● Work to be completed:
Could you retype all of the records exactly, leaving out every picture?

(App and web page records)
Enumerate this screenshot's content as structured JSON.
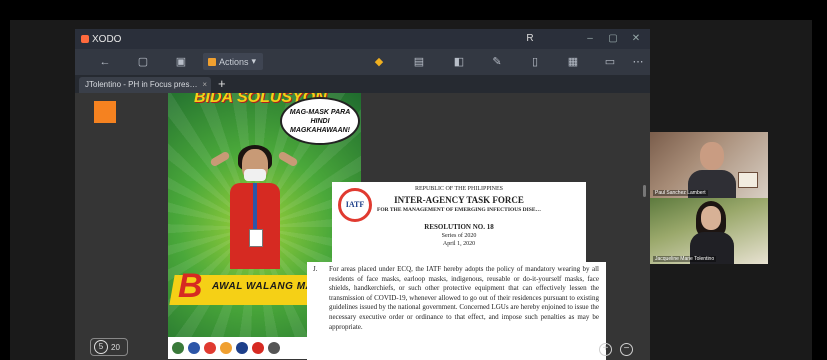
{
  "app": {
    "name": "XODO",
    "user_initial": "R",
    "window_controls": [
      "–",
      "▢",
      "✕"
    ]
  },
  "toolbar": {
    "actions_label": "Actions",
    "icons": [
      "back-icon",
      "home-icon",
      "save-icon",
      "highlight-icon",
      "comment-icon",
      "panel-icon",
      "edit-icon",
      "sidebar-icon",
      "grid-icon",
      "page-icon",
      "more-icon"
    ]
  },
  "tabs": [
    {
      "label": "JTolentino - PH in Focus pres…"
    }
  ],
  "tab_add_label": "+",
  "poster": {
    "title": "BIDA SOLUSYON",
    "bubble_text": "MAG-MASK PARA HINDI MAGKAHAWAAN!",
    "banner_letter": "B",
    "banner_text": "AWAL WALANG MASK"
  },
  "resolution": {
    "seal_text": "IATF",
    "republic": "REPUBLIC OF THE PHILIPPINES",
    "agency": "INTER-AGENCY TASK FORCE",
    "subtitle": "FOR THE MANAGEMENT OF EMERGING INFECTIOUS DISE…",
    "resolution_no": "RESOLUTION NO. 18",
    "series": "Series of 2020",
    "date": "April 1, 2020",
    "item_number": "J.",
    "item_text": "For areas placed under ECQ, the IATF hereby adopts the policy of mandatory wearing by all residents of face masks, earloop masks, indigenous, reusable or do-it-yourself masks, face shields, handkerchiefs, or such other protective equipment that can effectively lessen the transmission of COVID-19, whenever allowed to go out of their residences pursuant to existing guidelines issued by the national government. Concerned LGUs are hereby enjoined to issue the necessary executive order or ordinance to that effect, and impose such penalties as may be appropriate."
  },
  "page_indicator": {
    "current": "5",
    "total": "20"
  },
  "participants": [
    {
      "name": "Paul Sanchez Lambert"
    },
    {
      "name": "Jacqueline Marie Tolentino"
    }
  ],
  "colors": {
    "accent_orange": "#f58220",
    "app_titlebar": "#2a2f3a",
    "poster_yellow": "#f5d016",
    "poster_red": "#d62a22"
  }
}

● Solution below:
Enumerate this screenshot's content as structured JSON.
{
  "app": {
    "name": "XODO",
    "user_initial": "R",
    "window_controls": [
      "–",
      "▢",
      "✕"
    ]
  },
  "toolbar": {
    "actions_label": "Actions",
    "icons": [
      "back-icon",
      "home-icon",
      "save-icon",
      "highlight-icon",
      "comment-icon",
      "panel-icon",
      "edit-icon",
      "sidebar-icon",
      "grid-icon",
      "page-icon",
      "more-icon"
    ]
  },
  "tabs": [
    {
      "label": "JTolentino - PH in Focus pres…"
    }
  ],
  "tab_add_label": "+",
  "poster": {
    "title": "BIDA SOLUSYON",
    "bubble_text": "MAG-MASK PARA HINDI MAGKAHAWAAN!",
    "banner_letter": "B",
    "banner_text": "AWAL WALANG MASK"
  },
  "resolution": {
    "seal_text": "IATF",
    "republic": "REPUBLIC OF THE PHILIPPINES",
    "agency": "INTER-AGENCY TASK FORCE",
    "subtitle": "FOR THE MANAGEMENT OF EMERGING INFECTIOUS DISE…",
    "resolution_no": "RESOLUTION NO. 18",
    "series": "Series of 2020",
    "date": "April 1, 2020",
    "item_number": "J.",
    "item_text": "For areas placed under ECQ, the IATF hereby adopts the policy of mandatory wearing by all residents of face masks, earloop masks, indigenous, reusable or do-it-yourself masks, face shields, handkerchiefs, or such other protective equipment that can effectively lessen the transmission of COVID-19, whenever allowed to go out of their residences pursuant to existing guidelines issued by the national government. Concerned LGUs are hereby enjoined to issue the necessary executive order or ordinance to that effect, and impose such penalties as may be appropriate."
  },
  "page_indicator": {
    "current": "5",
    "total": "20"
  },
  "participants": [
    {
      "name": "Paul Sanchez Lambert"
    },
    {
      "name": "Jacqueline Marie Tolentino"
    }
  ],
  "colors": {
    "accent_orange": "#f58220",
    "app_titlebar": "#2a2f3a",
    "poster_yellow": "#f5d016",
    "poster_red": "#d62a22"
  }
}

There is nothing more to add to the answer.